## About this exercise
Should any entry seem unclear, still set it down exactly as given, along with all the others.

- Opening Delimiter -

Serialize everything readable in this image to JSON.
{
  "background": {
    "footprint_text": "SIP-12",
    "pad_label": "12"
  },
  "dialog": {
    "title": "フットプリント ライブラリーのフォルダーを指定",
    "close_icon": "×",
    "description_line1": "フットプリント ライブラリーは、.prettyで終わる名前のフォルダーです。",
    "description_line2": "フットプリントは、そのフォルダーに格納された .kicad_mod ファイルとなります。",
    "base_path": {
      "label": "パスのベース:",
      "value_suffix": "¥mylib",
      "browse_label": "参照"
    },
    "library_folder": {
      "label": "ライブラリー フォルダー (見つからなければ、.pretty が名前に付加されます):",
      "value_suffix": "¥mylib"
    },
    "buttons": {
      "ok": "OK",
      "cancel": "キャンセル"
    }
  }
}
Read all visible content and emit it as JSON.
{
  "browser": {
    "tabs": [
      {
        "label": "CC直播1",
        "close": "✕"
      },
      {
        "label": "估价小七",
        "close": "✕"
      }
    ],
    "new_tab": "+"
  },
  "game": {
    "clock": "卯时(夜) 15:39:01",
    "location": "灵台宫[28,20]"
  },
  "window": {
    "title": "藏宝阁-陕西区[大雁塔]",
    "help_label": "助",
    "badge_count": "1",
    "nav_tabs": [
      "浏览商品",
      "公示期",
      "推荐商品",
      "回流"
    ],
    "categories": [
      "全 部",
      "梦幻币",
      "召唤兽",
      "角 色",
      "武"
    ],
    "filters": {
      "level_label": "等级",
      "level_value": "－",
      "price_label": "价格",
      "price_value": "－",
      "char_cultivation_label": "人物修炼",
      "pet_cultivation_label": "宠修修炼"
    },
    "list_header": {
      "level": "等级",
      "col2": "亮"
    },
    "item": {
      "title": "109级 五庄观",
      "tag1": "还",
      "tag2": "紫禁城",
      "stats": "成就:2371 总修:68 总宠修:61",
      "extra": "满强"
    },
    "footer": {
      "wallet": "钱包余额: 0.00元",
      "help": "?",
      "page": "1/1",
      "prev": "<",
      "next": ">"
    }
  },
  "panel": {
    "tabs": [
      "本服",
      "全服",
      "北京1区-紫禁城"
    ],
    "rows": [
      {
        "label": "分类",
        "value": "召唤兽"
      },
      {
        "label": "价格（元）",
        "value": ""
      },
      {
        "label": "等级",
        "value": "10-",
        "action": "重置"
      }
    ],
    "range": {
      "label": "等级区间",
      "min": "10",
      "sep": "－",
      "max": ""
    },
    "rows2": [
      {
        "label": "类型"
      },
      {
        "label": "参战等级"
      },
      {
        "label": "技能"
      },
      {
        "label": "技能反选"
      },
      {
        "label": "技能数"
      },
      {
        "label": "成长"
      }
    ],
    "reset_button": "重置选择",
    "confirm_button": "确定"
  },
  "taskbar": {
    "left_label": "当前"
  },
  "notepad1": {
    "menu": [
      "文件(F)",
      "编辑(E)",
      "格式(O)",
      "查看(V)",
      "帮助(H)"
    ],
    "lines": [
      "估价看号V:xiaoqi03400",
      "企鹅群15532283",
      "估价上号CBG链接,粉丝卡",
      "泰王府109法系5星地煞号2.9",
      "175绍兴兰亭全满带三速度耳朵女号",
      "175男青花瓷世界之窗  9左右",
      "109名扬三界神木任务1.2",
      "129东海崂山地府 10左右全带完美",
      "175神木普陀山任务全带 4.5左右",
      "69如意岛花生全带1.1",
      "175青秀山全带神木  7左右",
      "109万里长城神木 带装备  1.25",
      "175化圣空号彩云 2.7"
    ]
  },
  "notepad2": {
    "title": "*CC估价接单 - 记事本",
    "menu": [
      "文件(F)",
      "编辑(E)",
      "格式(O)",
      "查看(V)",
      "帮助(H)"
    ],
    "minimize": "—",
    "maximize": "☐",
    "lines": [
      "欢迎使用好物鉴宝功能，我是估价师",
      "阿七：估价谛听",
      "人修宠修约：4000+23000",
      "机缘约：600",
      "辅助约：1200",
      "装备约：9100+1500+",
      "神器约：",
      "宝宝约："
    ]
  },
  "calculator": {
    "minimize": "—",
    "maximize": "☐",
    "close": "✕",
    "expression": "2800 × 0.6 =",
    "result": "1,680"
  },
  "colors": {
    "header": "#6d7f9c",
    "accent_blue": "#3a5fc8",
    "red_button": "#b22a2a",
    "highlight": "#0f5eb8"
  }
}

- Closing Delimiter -

## Solution to the problem
Serialize everything readable in this image to JSON.
{
  "background": {
    "footprint_text": "SIP-12",
    "pad_label": "12"
  },
  "dialog": {
    "title": "フットプリント ライブラリーのフォルダーを指定",
    "close_icon": "×",
    "description_line1": "フットプリント ライブラリーは、.prettyで終わる名前のフォルダーです。",
    "description_line2": "フットプリントは、そのフォルダーに格納された .kicad_mod ファイルとなります。",
    "base_path": {
      "label": "パスのベース:",
      "value_suffix": "¥mylib",
      "browse_label": "参照"
    },
    "library_folder": {
      "label": "ライブラリー フォルダー (見つからなければ、.pretty が名前に付加されます):",
      "value_suffix": "¥mylib"
    },
    "buttons": {
      "ok": "OK",
      "cancel": "キャンセル"
    }
  }
}
Read all visible content and emit it as JSON.
{
  "browser": {
    "tabs": [
      {
        "label": "CC直播1",
        "close": "✕"
      },
      {
        "label": "估价小七",
        "close": "✕"
      }
    ],
    "new_tab": "+"
  },
  "game": {
    "clock": "卯时(夜) 15:39:01",
    "location": "灵台宫[28,20]"
  },
  "window": {
    "title": "藏宝阁-陕西区[大雁塔]",
    "help_label": "助",
    "badge_count": "1",
    "nav_tabs": [
      "浏览商品",
      "公示期",
      "推荐商品",
      "回流"
    ],
    "categories": [
      "全 部",
      "梦幻币",
      "召唤兽",
      "角 色",
      "武"
    ],
    "filters": {
      "level_label": "等级",
      "level_value": "－",
      "price_label": "价格",
      "price_value": "－",
      "char_cultivation_label": "人物修炼",
      "pet_cultivation_label": "宠修修炼"
    },
    "list_header": {
      "level": "等级",
      "col2": "亮"
    },
    "item": {
      "title": "109级 五庄观",
      "tag1": "还",
      "tag2": "紫禁城",
      "stats": "成就:2371 总修:68 总宠修:61",
      "extra": "满强"
    },
    "footer": {
      "wallet": "钱包余额: 0.00元",
      "help": "?",
      "page": "1/1",
      "prev": "<",
      "next": ">"
    }
  },
  "panel": {
    "tabs": [
      "本服",
      "全服",
      "北京1区-紫禁城"
    ],
    "rows": [
      {
        "label": "分类",
        "value": "召唤兽"
      },
      {
        "label": "价格（元）",
        "value": ""
      },
      {
        "label": "等级",
        "value": "10-",
        "action": "重置"
      }
    ],
    "range": {
      "label": "等级区间",
      "min": "10",
      "sep": "－",
      "max": ""
    },
    "rows2": [
      {
        "label": "类型"
      },
      {
        "label": "参战等级"
      },
      {
        "label": "技能"
      },
      {
        "label": "技能反选"
      },
      {
        "label": "技能数"
      },
      {
        "label": "成长"
      }
    ],
    "reset_button": "重置选择",
    "confirm_button": "确定"
  },
  "taskbar": {
    "left_label": "当前"
  },
  "notepad1": {
    "menu": [
      "文件(F)",
      "编辑(E)",
      "格式(O)",
      "查看(V)",
      "帮助(H)"
    ],
    "lines": [
      "估价看号V:xiaoqi03400",
      "企鹅群15532283",
      "估价上号CBG链接,粉丝卡",
      "泰王府109法系5星地煞号2.9",
      "175绍兴兰亭全满带三速度耳朵女号",
      "175男青花瓷世界之窗  9左右",
      "109名扬三界神木任务1.2",
      "129东海崂山地府 10左右全带完美",
      "175神木普陀山任务全带 4.5左右",
      "69如意岛花生全带1.1",
      "175青秀山全带神木  7左右",
      "109万里长城神木 带装备  1.25",
      "175化圣空号彩云 2.7"
    ]
  },
  "notepad2": {
    "title": "*CC估价接单 - 记事本",
    "menu": [
      "文件(F)",
      "编辑(E)",
      "格式(O)",
      "查看(V)",
      "帮助(H)"
    ],
    "minimize": "—",
    "maximize": "☐",
    "lines": [
      "欢迎使用好物鉴宝功能，我是估价师",
      "阿七：估价谛听",
      "人修宠修约：4000+23000",
      "机缘约：600",
      "辅助约：1200",
      "装备约：9100+1500+",
      "神器约：",
      "宝宝约："
    ]
  },
  "calculator": {
    "minimize": "—",
    "maximize": "☐",
    "close": "✕",
    "expression": "2800 × 0.6 =",
    "result": "1,680"
  },
  "colors": {
    "header": "#6d7f9c",
    "accent_blue": "#3a5fc8",
    "red_button": "#b22a2a",
    "highlight": "#0f5eb8"
  }
}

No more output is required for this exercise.